Prosecutors have subpoenaed the Twitter records of an Occupy Wall Street protester who was arrested in October during a mass protest on the Brooklyn Bridge.
The January 26 subpoena from the Manhattan District Attorney's Office seeks "user information, including email address," along with three months' worth of tweets from @destructuremal, the Twitter handle for Malcolm Harris.
Harris, 23, a freelance writer and editor who lives in the New York borough of Brooklyn, said Tuesday that Twitter sent a copy of the subpoena to him on Monday. He posted it -- where else? -- on Twitter.
"When you get an email from Twitter Legal, you assume it's a phishing scam, trying to get your password," he said. "It turned out that it is a phishing scam, but it's from the prosecutors."
It is not clear what specific evidence prosecutors are after.
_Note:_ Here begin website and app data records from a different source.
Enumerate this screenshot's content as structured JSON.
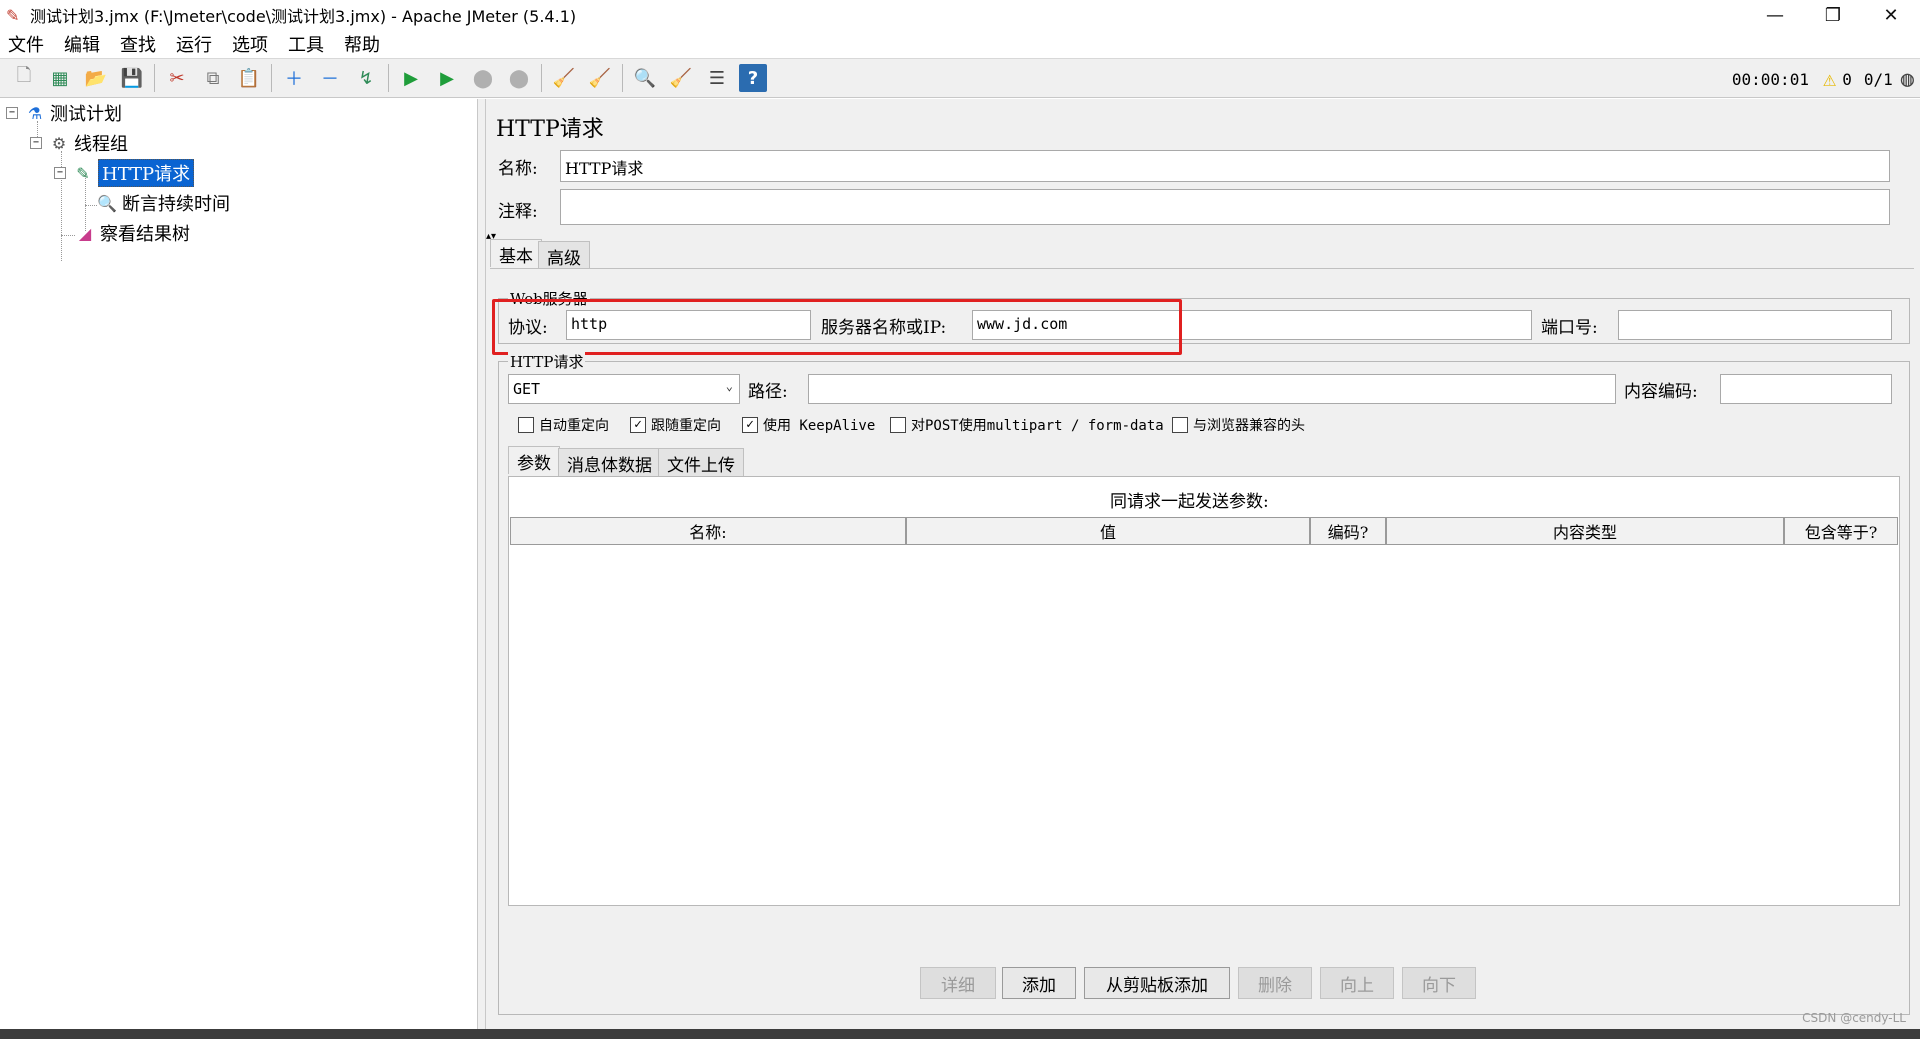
{
  "window": {
    "title": "测试计划3.jmx (F:\\Jmeter\\code\\测试计划3.jmx) - Apache JMeter (5.4.1)",
    "controls": [
      "—",
      "❐",
      "✕"
    ]
  },
  "menu": [
    "文件",
    "编辑",
    "查找",
    "运行",
    "选项",
    "工具",
    "帮助"
  ],
  "toolbar": {
    "timer": "00:00:01",
    "warning_count": "0",
    "threads": "0/1"
  },
  "tree": {
    "nodes": [
      {
        "label": "测试计划",
        "icon": "test-plan-icon"
      },
      {
        "label": "线程组",
        "icon": "thread-group-icon"
      },
      {
        "label": "HTTP请求",
        "icon": "http-sampler-icon"
      },
      {
        "label": "断言持续时间",
        "icon": "assertion-icon"
      },
      {
        "label": "察看结果树",
        "icon": "results-tree-icon"
      }
    ]
  },
  "panel": {
    "title": "HTTP请求",
    "name_label": "名称:",
    "name_value": "HTTP请求",
    "comment_label": "注释:",
    "comment_value": "",
    "tabs": [
      "基本",
      "高级"
    ],
    "web_server": {
      "group_title": "Web服务器",
      "protocol_label": "协议:",
      "protocol_value": "http",
      "server_label": "服务器名称或IP:",
      "server_value": "www.jd.com",
      "port_label": "端口号:",
      "port_value": ""
    },
    "http_request": {
      "group_title": "HTTP请求",
      "method": "GET",
      "path_label": "路径:",
      "path_value": "",
      "encoding_label": "内容编码:",
      "encoding_value": "",
      "checkboxes": [
        {
          "label": "自动重定向",
          "checked": false
        },
        {
          "label": "跟随重定向",
          "checked": true
        },
        {
          "label": "使用 KeepAlive",
          "checked": true
        },
        {
          "label": "对POST使用multipart / form-data",
          "checked": false
        },
        {
          "label": "与浏览器兼容的头",
          "checked": false
        }
      ],
      "subtabs": [
        "参数",
        "消息体数据",
        "文件上传"
      ],
      "table_caption": "同请求一起发送参数:",
      "columns": [
        "名称:",
        "值",
        "编码?",
        "内容类型",
        "包含等于?"
      ]
    },
    "buttons": [
      {
        "label": "详细",
        "enabled": false
      },
      {
        "label": "添加",
        "enabled": true
      },
      {
        "label": "从剪贴板添加",
        "enabled": true
      },
      {
        "label": "删除",
        "enabled": false
      },
      {
        "label": "向上",
        "enabled": false
      },
      {
        "label": "向下",
        "enabled": false
      }
    ]
  },
  "watermark": "CSDN @cendy-LL"
}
But the subpoena is an example of posts on social media sites posing potential legal problems for authors.
Harris said his lawyer, Martin Stolar of the National Lawyers Guild, would file a motion to quash the subpoena. Twitter has agreed not to comply with the subpoena while Stolar prepares the motion, Harris said.
A spokeswoman for the Manhattan district attorney's office declined comment.
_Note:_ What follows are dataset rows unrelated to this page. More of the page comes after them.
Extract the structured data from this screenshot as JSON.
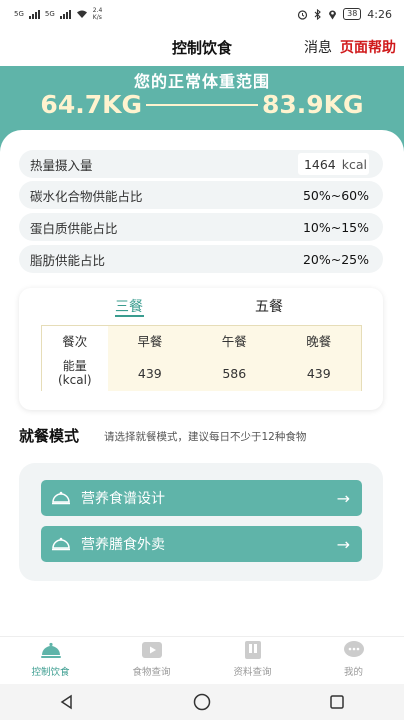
{
  "status_bar": {
    "signal1": "5G",
    "signal2": "5G",
    "speed_value": "2.4",
    "speed_unit": "K/s",
    "battery": "38",
    "time": "4:26"
  },
  "header": {
    "title": "控制饮食",
    "msg_label": "消息",
    "help_label": "页面帮助"
  },
  "hero": {
    "title": "您的正常体重范围",
    "min": "64.7KG",
    "max": "83.9KG"
  },
  "info_rows": [
    {
      "label": "热量摄入量",
      "value": "1464",
      "unit": "kcal"
    },
    {
      "label": "碳水化合物供能占比",
      "value": "50%~60%"
    },
    {
      "label": "蛋白质供能占比",
      "value": "10%~15%"
    },
    {
      "label": "脂肪供能占比",
      "value": "20%~25%"
    }
  ],
  "meal_tabs": {
    "three": "三餐",
    "five": "五餐",
    "active": "三餐"
  },
  "meal_table": {
    "headers": [
      "餐次",
      "早餐",
      "午餐",
      "晚餐"
    ],
    "row_label_line1": "能量",
    "row_label_line2": "(kcal)",
    "values": [
      "439",
      "586",
      "439"
    ]
  },
  "mode": {
    "title": "就餐模式",
    "hint": "请选择就餐模式，建议每日不少于12种食物",
    "buttons": [
      "营养食谱设计",
      "营养膳食外卖"
    ]
  },
  "tabbar": [
    {
      "label": "控制饮食",
      "icon": "dish-cover-icon",
      "active": true
    },
    {
      "label": "食物查询",
      "icon": "video-play-icon",
      "active": false
    },
    {
      "label": "资料查询",
      "icon": "book-icon",
      "active": false
    },
    {
      "label": "我的",
      "icon": "chat-bubble-icon",
      "active": false
    }
  ],
  "colors": {
    "accent": "#5fb4a9",
    "accent_dark": "#3a9c8f",
    "help_red": "#d0191b",
    "range_text": "#fff3cf"
  }
}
The subpoena was received via fax last Thursday at Twitter's headquarters in San Francisco, and included the following message: "Twitter is directed not to disclose the existence of this subpoena to any party. Such disclosure would impede the investigation being conducted and interfere with the enforcement of the law."
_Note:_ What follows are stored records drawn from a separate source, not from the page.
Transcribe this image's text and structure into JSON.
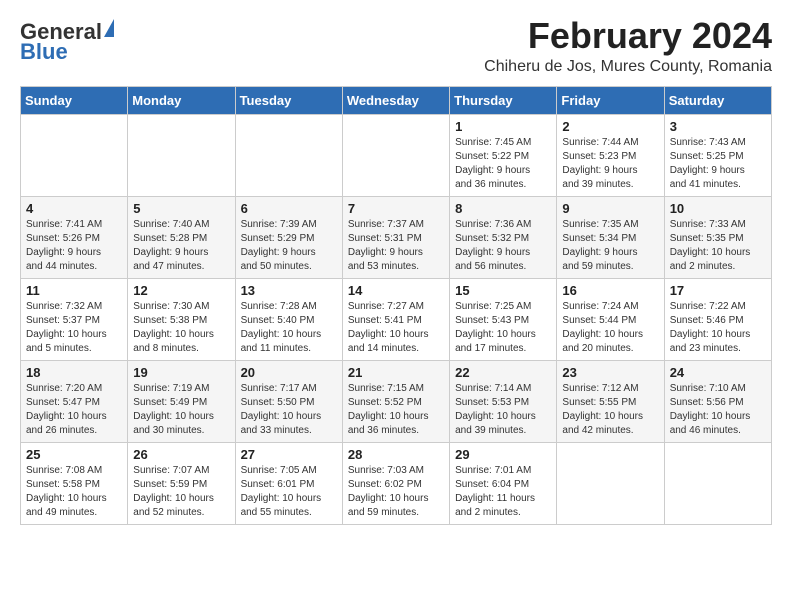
{
  "logo": {
    "general": "General",
    "blue": "Blue"
  },
  "header": {
    "month_year": "February 2024",
    "location": "Chiheru de Jos, Mures County, Romania"
  },
  "days_of_week": [
    "Sunday",
    "Monday",
    "Tuesday",
    "Wednesday",
    "Thursday",
    "Friday",
    "Saturday"
  ],
  "weeks": [
    [
      {
        "day": "",
        "info": ""
      },
      {
        "day": "",
        "info": ""
      },
      {
        "day": "",
        "info": ""
      },
      {
        "day": "",
        "info": ""
      },
      {
        "day": "1",
        "info": "Sunrise: 7:45 AM\nSunset: 5:22 PM\nDaylight: 9 hours\nand 36 minutes."
      },
      {
        "day": "2",
        "info": "Sunrise: 7:44 AM\nSunset: 5:23 PM\nDaylight: 9 hours\nand 39 minutes."
      },
      {
        "day": "3",
        "info": "Sunrise: 7:43 AM\nSunset: 5:25 PM\nDaylight: 9 hours\nand 41 minutes."
      }
    ],
    [
      {
        "day": "4",
        "info": "Sunrise: 7:41 AM\nSunset: 5:26 PM\nDaylight: 9 hours\nand 44 minutes."
      },
      {
        "day": "5",
        "info": "Sunrise: 7:40 AM\nSunset: 5:28 PM\nDaylight: 9 hours\nand 47 minutes."
      },
      {
        "day": "6",
        "info": "Sunrise: 7:39 AM\nSunset: 5:29 PM\nDaylight: 9 hours\nand 50 minutes."
      },
      {
        "day": "7",
        "info": "Sunrise: 7:37 AM\nSunset: 5:31 PM\nDaylight: 9 hours\nand 53 minutes."
      },
      {
        "day": "8",
        "info": "Sunrise: 7:36 AM\nSunset: 5:32 PM\nDaylight: 9 hours\nand 56 minutes."
      },
      {
        "day": "9",
        "info": "Sunrise: 7:35 AM\nSunset: 5:34 PM\nDaylight: 9 hours\nand 59 minutes."
      },
      {
        "day": "10",
        "info": "Sunrise: 7:33 AM\nSunset: 5:35 PM\nDaylight: 10 hours\nand 2 minutes."
      }
    ],
    [
      {
        "day": "11",
        "info": "Sunrise: 7:32 AM\nSunset: 5:37 PM\nDaylight: 10 hours\nand 5 minutes."
      },
      {
        "day": "12",
        "info": "Sunrise: 7:30 AM\nSunset: 5:38 PM\nDaylight: 10 hours\nand 8 minutes."
      },
      {
        "day": "13",
        "info": "Sunrise: 7:28 AM\nSunset: 5:40 PM\nDaylight: 10 hours\nand 11 minutes."
      },
      {
        "day": "14",
        "info": "Sunrise: 7:27 AM\nSunset: 5:41 PM\nDaylight: 10 hours\nand 14 minutes."
      },
      {
        "day": "15",
        "info": "Sunrise: 7:25 AM\nSunset: 5:43 PM\nDaylight: 10 hours\nand 17 minutes."
      },
      {
        "day": "16",
        "info": "Sunrise: 7:24 AM\nSunset: 5:44 PM\nDaylight: 10 hours\nand 20 minutes."
      },
      {
        "day": "17",
        "info": "Sunrise: 7:22 AM\nSunset: 5:46 PM\nDaylight: 10 hours\nand 23 minutes."
      }
    ],
    [
      {
        "day": "18",
        "info": "Sunrise: 7:20 AM\nSunset: 5:47 PM\nDaylight: 10 hours\nand 26 minutes."
      },
      {
        "day": "19",
        "info": "Sunrise: 7:19 AM\nSunset: 5:49 PM\nDaylight: 10 hours\nand 30 minutes."
      },
      {
        "day": "20",
        "info": "Sunrise: 7:17 AM\nSunset: 5:50 PM\nDaylight: 10 hours\nand 33 minutes."
      },
      {
        "day": "21",
        "info": "Sunrise: 7:15 AM\nSunset: 5:52 PM\nDaylight: 10 hours\nand 36 minutes."
      },
      {
        "day": "22",
        "info": "Sunrise: 7:14 AM\nSunset: 5:53 PM\nDaylight: 10 hours\nand 39 minutes."
      },
      {
        "day": "23",
        "info": "Sunrise: 7:12 AM\nSunset: 5:55 PM\nDaylight: 10 hours\nand 42 minutes."
      },
      {
        "day": "24",
        "info": "Sunrise: 7:10 AM\nSunset: 5:56 PM\nDaylight: 10 hours\nand 46 minutes."
      }
    ],
    [
      {
        "day": "25",
        "info": "Sunrise: 7:08 AM\nSunset: 5:58 PM\nDaylight: 10 hours\nand 49 minutes."
      },
      {
        "day": "26",
        "info": "Sunrise: 7:07 AM\nSunset: 5:59 PM\nDaylight: 10 hours\nand 52 minutes."
      },
      {
        "day": "27",
        "info": "Sunrise: 7:05 AM\nSunset: 6:01 PM\nDaylight: 10 hours\nand 55 minutes."
      },
      {
        "day": "28",
        "info": "Sunrise: 7:03 AM\nSunset: 6:02 PM\nDaylight: 10 hours\nand 59 minutes."
      },
      {
        "day": "29",
        "info": "Sunrise: 7:01 AM\nSunset: 6:04 PM\nDaylight: 11 hours\nand 2 minutes."
      },
      {
        "day": "",
        "info": ""
      },
      {
        "day": "",
        "info": ""
      }
    ]
  ]
}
In another Twitter subpoena from Suffolk Country, MA...they want all the information for two users and two hashtags.